Will the credit card companies that you included in the bankruptcy ever lend to you again? They might. Banks and retailers don’t hold grudges. When you apply for credit, they simply assess your financial circumstances. As before the discharge, they will analyze your credit reports and scores as well as your income to determine if you’re right for their product. At this point, the bankruptcy notation is still fresh so you’ll be judged negatively for it. While it will be on your reports for a total of 10 years and will drive your scores down for at least the first two, as time passes the impact will become less and less.
Does one’s illness (or other extenuating circumstances) count for anything to a credit card company? Not really. Again, these are impersonal decisions. The bank just wants to make sure that when it lends money, it will get it back. Your physical health isn’t a concern to them. Your financial health is.
Does your steady pre-bankruptcy payment history matter? Yes and no. When a business pulls and assesses your credit reports, it will see the bankruptcy notation as well as any positive activity that preceded it. That you sent money to your creditors on time for years is great and will be apparent. However, payment history is the most important FICO scoring factor, and because you stopped paying by legally discharging your debt, that recent action overrides the past.
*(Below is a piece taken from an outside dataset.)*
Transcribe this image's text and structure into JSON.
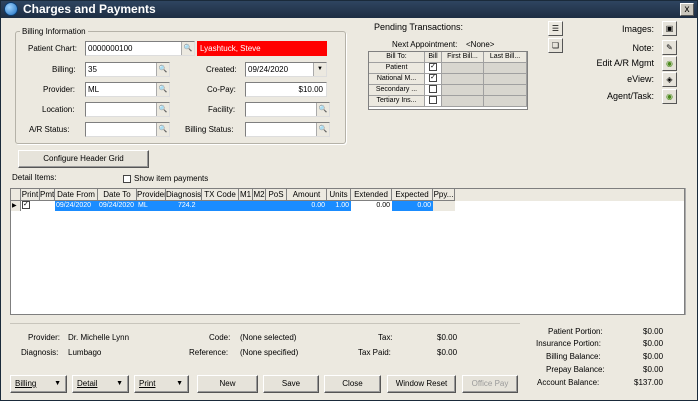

So let’s look at what the bankruptcy did for you, rather than against you! It permitted you to let go of your financial obligations and free up cash for your monthly expenses. Now develop a budget that will allow you to live stress-free. You’ll need an accurate idea of income, since that will be the amount you can spend and save. Keep applying for Social Security Disability Insurance. Approval can take tenacity.
In fact, Cathy, securing that cash flow and living within it is your No. 1 task. After that, if you really want to, you can start charging again with an account designed to help people rebuild their credit, such as a secured credit card.
I wish you good health — both in body and in banking.
See related: Sometimes bankruptcy is the ONLY way out